» **What is required**:
All of the data below is to be repeated exactly, except for the pictures.

### Provided data ###

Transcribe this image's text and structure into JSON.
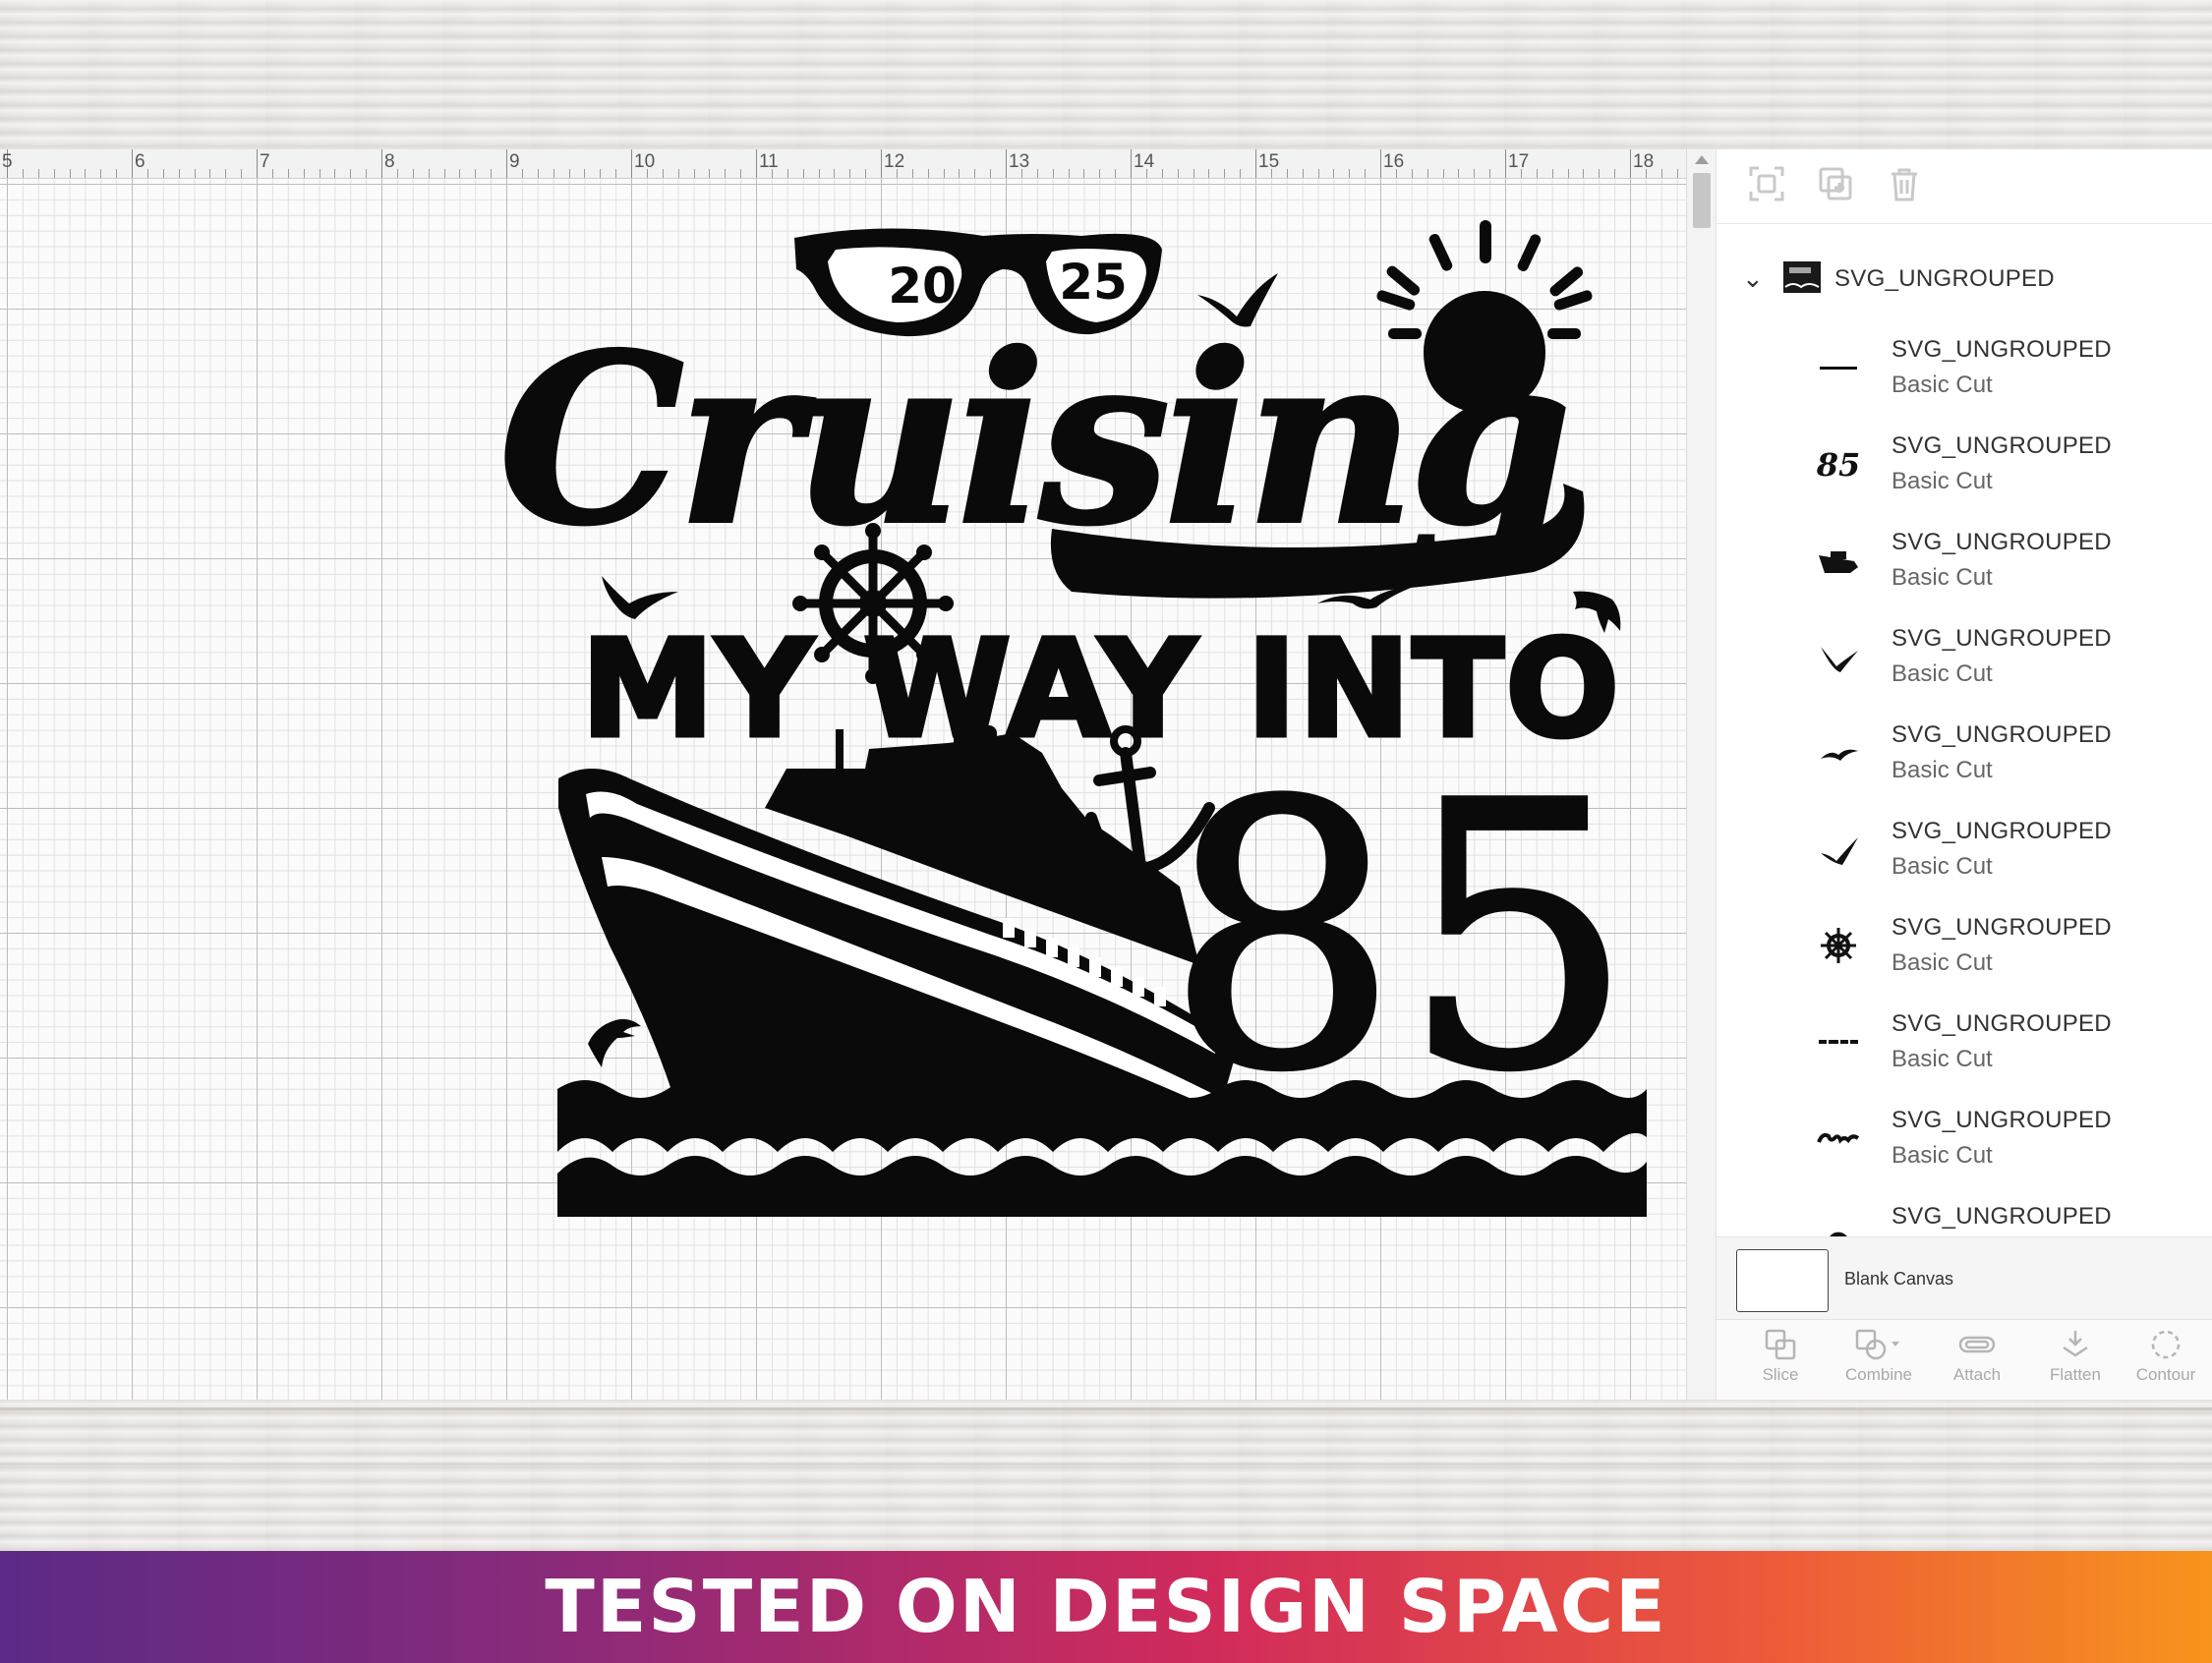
{
  "ruler": {
    "labels": [
      "5",
      "6",
      "7",
      "8",
      "9",
      "10",
      "11",
      "12",
      "13",
      "14",
      "15",
      "16",
      "17",
      "18"
    ]
  },
  "design": {
    "year_left": "20",
    "year_right": "25",
    "script_word": "Cruising",
    "line2": "MY WAY INTO",
    "age": "85"
  },
  "panel": {
    "group_name": "SVG_UNGROUPED",
    "layers": [
      {
        "name": "SVG_UNGROUPED",
        "type": "Basic Cut",
        "icon": "line-icon"
      },
      {
        "name": "SVG_UNGROUPED",
        "type": "Basic Cut",
        "icon": "number-85-icon"
      },
      {
        "name": "SVG_UNGROUPED",
        "type": "Basic Cut",
        "icon": "ship-icon"
      },
      {
        "name": "SVG_UNGROUPED",
        "type": "Basic Cut",
        "icon": "bird-icon"
      },
      {
        "name": "SVG_UNGROUPED",
        "type": "Basic Cut",
        "icon": "bird-small-icon"
      },
      {
        "name": "SVG_UNGROUPED",
        "type": "Basic Cut",
        "icon": "bird-icon"
      },
      {
        "name": "SVG_UNGROUPED",
        "type": "Basic Cut",
        "icon": "ship-wheel-icon"
      },
      {
        "name": "SVG_UNGROUPED",
        "type": "Basic Cut",
        "icon": "text-line-icon"
      },
      {
        "name": "SVG_UNGROUPED",
        "type": "Basic Cut",
        "icon": "cruising-script-icon"
      },
      {
        "name": "SVG_UNGROUPED",
        "type": "",
        "icon": "dolphin-icon"
      }
    ],
    "blank_canvas": "Blank Canvas",
    "tools": [
      {
        "label": "Slice",
        "icon": "slice-icon"
      },
      {
        "label": "Combine",
        "icon": "combine-icon"
      },
      {
        "label": "Attach",
        "icon": "attach-icon"
      },
      {
        "label": "Flatten",
        "icon": "flatten-icon"
      },
      {
        "label": "Contour",
        "icon": "contour-icon"
      }
    ]
  },
  "banner": {
    "text": "TESTED ON DESIGN SPACE"
  },
  "colors": {
    "ink": "#0a0a0a",
    "banner_start": "#5b2a86",
    "banner_end": "#f7941d"
  }
}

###

» **Exercise answer**:
Transcribe this image's text and structure into JSON.
{
  "ruler": {
    "labels": [
      "5",
      "6",
      "7",
      "8",
      "9",
      "10",
      "11",
      "12",
      "13",
      "14",
      "15",
      "16",
      "17",
      "18"
    ]
  },
  "design": {
    "year_left": "20",
    "year_right": "25",
    "script_word": "Cruising",
    "line2": "MY WAY INTO",
    "age": "85"
  },
  "panel": {
    "group_name": "SVG_UNGROUPED",
    "layers": [
      {
        "name": "SVG_UNGROUPED",
        "type": "Basic Cut",
        "icon": "line-icon"
      },
      {
        "name": "SVG_UNGROUPED",
        "type": "Basic Cut",
        "icon": "number-85-icon"
      },
      {
        "name": "SVG_UNGROUPED",
        "type": "Basic Cut",
        "icon": "ship-icon"
      },
      {
        "name": "SVG_UNGROUPED",
        "type": "Basic Cut",
        "icon": "bird-icon"
      },
      {
        "name": "SVG_UNGROUPED",
        "type": "Basic Cut",
        "icon": "bird-small-icon"
      },
      {
        "name": "SVG_UNGROUPED",
        "type": "Basic Cut",
        "icon": "bird-icon"
      },
      {
        "name": "SVG_UNGROUPED",
        "type": "Basic Cut",
        "icon": "ship-wheel-icon"
      },
      {
        "name": "SVG_UNGROUPED",
        "type": "Basic Cut",
        "icon": "text-line-icon"
      },
      {
        "name": "SVG_UNGROUPED",
        "type": "Basic Cut",
        "icon": "cruising-script-icon"
      },
      {
        "name": "SVG_UNGROUPED",
        "type": "",
        "icon": "dolphin-icon"
      }
    ],
    "blank_canvas": "Blank Canvas",
    "tools": [
      {
        "label": "Slice",
        "icon": "slice-icon"
      },
      {
        "label": "Combine",
        "icon": "combine-icon"
      },
      {
        "label": "Attach",
        "icon": "attach-icon"
      },
      {
        "label": "Flatten",
        "icon": "flatten-icon"
      },
      {
        "label": "Contour",
        "icon": "contour-icon"
      }
    ]
  },
  "banner": {
    "text": "TESTED ON DESIGN SPACE"
  },
  "colors": {
    "ink": "#0a0a0a",
    "banner_start": "#5b2a86",
    "banner_end": "#f7941d"
  }
}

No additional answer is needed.